  1. If you could trade places with one person from any time in history (past or present) for one day—who would it be and why?

Neil Armstrong, because I want to go to and walk on the moon. Plus, he came back, so that’s a good thing.

Elon Musk, because he could get me to the moon – and back – that’s important to me!

 

  1. You have a meeting with the leader of every country in the world. You have 30 seconds to tell them anything you want. Go!

I would tell them to stop playing politics, stop the genocide, stop abuse to women, stop the hunger, stop war and to focus on being a human being.

All of that and “Stop polluting our planet – it doesn’t belong to you so treat it with respect.”

 

  1. You have the chance to send one tweet to all the tweeps in the world. Let’s hear it in 140 characters, or less!

We can all make a difference. Please RT!

– Well now we have 280 characters, so I would say…. “Get your head out of your ass, do something before it’s too late. We can all make a difference. Please RT! 

 

  1. If there was one industry/product that you could make more eco-friendly, what would it be?

Off shore drilling.
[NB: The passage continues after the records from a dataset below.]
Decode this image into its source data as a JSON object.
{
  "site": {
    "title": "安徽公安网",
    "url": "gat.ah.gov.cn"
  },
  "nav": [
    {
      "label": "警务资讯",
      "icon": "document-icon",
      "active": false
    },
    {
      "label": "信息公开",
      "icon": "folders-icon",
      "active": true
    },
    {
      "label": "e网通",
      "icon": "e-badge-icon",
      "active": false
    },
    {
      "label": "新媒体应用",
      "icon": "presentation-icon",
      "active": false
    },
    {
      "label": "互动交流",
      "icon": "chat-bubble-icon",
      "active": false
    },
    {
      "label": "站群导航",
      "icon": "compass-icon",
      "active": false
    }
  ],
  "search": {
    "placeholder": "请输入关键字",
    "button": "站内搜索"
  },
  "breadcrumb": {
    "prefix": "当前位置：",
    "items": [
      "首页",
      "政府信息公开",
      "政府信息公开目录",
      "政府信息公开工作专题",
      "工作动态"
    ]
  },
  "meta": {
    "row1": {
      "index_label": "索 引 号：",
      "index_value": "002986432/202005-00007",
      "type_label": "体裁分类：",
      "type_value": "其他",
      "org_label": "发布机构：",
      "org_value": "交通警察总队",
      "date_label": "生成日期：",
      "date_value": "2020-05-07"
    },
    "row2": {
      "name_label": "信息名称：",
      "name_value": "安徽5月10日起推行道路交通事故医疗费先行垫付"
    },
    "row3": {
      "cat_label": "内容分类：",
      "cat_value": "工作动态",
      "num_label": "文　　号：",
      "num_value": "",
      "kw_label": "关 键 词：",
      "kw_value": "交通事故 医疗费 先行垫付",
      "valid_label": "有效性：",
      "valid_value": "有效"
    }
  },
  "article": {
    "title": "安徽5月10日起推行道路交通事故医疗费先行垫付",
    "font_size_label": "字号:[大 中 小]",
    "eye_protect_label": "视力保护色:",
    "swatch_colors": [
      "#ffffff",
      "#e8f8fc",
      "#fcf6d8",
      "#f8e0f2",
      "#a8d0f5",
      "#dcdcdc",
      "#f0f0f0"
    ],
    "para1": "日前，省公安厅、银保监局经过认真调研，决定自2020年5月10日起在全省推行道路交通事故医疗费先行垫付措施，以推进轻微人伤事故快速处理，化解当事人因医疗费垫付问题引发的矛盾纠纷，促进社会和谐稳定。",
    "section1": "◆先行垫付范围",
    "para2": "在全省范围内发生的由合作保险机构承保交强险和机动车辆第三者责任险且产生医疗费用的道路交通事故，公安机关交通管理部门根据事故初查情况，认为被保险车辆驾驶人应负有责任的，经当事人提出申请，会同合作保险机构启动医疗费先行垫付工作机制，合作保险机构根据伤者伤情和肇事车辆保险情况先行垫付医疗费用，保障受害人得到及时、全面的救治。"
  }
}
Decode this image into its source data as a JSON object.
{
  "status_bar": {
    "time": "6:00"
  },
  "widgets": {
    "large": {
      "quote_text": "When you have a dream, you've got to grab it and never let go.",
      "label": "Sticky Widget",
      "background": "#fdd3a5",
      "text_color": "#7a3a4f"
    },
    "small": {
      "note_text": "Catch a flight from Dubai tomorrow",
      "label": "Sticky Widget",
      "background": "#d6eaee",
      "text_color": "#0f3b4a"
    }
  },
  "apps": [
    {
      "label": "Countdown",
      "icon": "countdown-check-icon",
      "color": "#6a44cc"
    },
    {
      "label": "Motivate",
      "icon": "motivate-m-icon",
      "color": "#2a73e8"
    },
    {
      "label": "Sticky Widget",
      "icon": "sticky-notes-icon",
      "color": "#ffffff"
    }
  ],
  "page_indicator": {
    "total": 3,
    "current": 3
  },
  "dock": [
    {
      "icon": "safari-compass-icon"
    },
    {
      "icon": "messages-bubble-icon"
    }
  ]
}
We cannot be oil dependent on other countries and we can’t pollute the oceans either.

Seems the US is going backwards and opening up off shore drilling. We have got to stop our dependence on oil. Buy a hybrid, put in solar panels and stop fighting windmills, I for one love how they look, I’d be happy to have them on my mountain.

 

  1. Where in the world would you most like to be right now?

Today I would say Casa Que Canta in Zihuatanejo. It means the house that sings and you can hear the wind go through it. If you ask me the same question on another day I might have a different answer, like in England to be with my mother or visiting Machu Picchu again – the most amazing place I have ever seen.

Since writing my original answer, my mother in England passed away, but her spirit is very present. I have yet to get back to Machu Picchu, maybe this summer, but right now as we are freezing in New York I would have to say the Galápagos Islands. The temperature is in the 70’s and it’s somewhere I have always wanted to visit for its unique diversity of plant and animal species.

 

  1. What is the best book you have read recently?

Lacuna and Animal, Vegetable, Miracle, both by Barbara Kingsolver.

– Oh my goodness, so many books, but most recently Stephen King – On Writing.

 

17.  What makes you cringe?

Touching a worm by mistake. Turning one over while gardening really makes me cringe. Also, stepping on anything in the ocean without knowing what it is.

Still all those things but I have to add ill behaved children. I don’t know what’s happened in seven years, but many parents seem to have lost control of their kids.

 

  1. What do you want your legacy to be?

I want to inspire people to be their own health advocate—to ask questions and do their own research. You can’t always assume that your health care professional is right. You should challenge him or her in order to make healthy lifestyle choices to impact your life in a positive way. I have had several major health issues in my life and they made me realize that you have to ask for the treatment options that feel right for you. It’s your body, your life; you get to make that choice.

– That I made a positive difference in someone’s life

Sue Taggart